Data extract
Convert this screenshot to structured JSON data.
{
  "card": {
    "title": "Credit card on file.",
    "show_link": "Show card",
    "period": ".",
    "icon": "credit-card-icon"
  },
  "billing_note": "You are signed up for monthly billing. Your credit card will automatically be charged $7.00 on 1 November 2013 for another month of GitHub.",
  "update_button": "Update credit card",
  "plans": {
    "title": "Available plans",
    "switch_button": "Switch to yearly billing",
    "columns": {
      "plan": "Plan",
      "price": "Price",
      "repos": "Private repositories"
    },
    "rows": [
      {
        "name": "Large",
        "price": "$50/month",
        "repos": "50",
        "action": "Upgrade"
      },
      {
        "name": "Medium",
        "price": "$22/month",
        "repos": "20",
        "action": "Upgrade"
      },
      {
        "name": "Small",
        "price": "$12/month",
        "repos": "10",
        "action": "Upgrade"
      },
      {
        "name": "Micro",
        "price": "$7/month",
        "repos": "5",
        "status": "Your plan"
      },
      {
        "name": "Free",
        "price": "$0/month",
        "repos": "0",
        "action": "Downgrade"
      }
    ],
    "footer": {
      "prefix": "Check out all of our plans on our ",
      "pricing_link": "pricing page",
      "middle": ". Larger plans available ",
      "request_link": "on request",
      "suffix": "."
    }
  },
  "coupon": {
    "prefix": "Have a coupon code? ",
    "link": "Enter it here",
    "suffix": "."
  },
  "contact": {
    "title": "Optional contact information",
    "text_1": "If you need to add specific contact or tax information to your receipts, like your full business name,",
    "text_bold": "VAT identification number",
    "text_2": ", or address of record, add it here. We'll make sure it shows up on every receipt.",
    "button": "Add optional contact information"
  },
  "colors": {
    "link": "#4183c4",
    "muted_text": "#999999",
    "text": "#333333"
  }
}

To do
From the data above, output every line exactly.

Answer
Convert this screenshot to structured JSON data.
{
  "card": {
    "title": "Credit card on file.",
    "show_link": "Show card",
    "period": ".",
    "icon": "credit-card-icon"
  },
  "billing_note": "You are signed up for monthly billing. Your credit card will automatically be charged $7.00 on 1 November 2013 for another month of GitHub.",
  "update_button": "Update credit card",
  "plans": {
    "title": "Available plans",
    "switch_button": "Switch to yearly billing",
    "columns": {
      "plan": "Plan",
      "price": "Price",
      "repos": "Private repositories"
    },
    "rows": [
      {
        "name": "Large",
        "price": "$50/month",
        "repos": "50",
        "action": "Upgrade"
      },
      {
        "name": "Medium",
        "price": "$22/month",
        "repos": "20",
        "action": "Upgrade"
      },
      {
        "name": "Small",
        "price": "$12/month",
        "repos": "10",
        "action": "Upgrade"
      },
      {
        "name": "Micro",
        "price": "$7/month",
        "repos": "5",
        "status": "Your plan"
      },
      {
        "name": "Free",
        "price": "$0/month",
        "repos": "0",
        "action": "Downgrade"
      }
    ],
    "footer": {
      "prefix": "Check out all of our plans on our ",
      "pricing_link": "pricing page",
      "middle": ". Larger plans available ",
      "request_link": "on request",
      "suffix": "."
    }
  },
  "coupon": {
    "prefix": "Have a coupon code? ",
    "link": "Enter it here",
    "suffix": "."
  },
  "contact": {
    "title": "Optional contact information",
    "text_1": "If you need to add specific contact or tax information to your receipts, like your full business name,",
    "text_bold": "VAT identification number",
    "text_2": ", or address of record, add it here. We'll make sure it shows up on every receipt.",
    "button": "Add optional contact information"
  },
  "colors": {
    "link": "#4183c4",
    "muted_text": "#999999",
    "text": "#333333"
  }
}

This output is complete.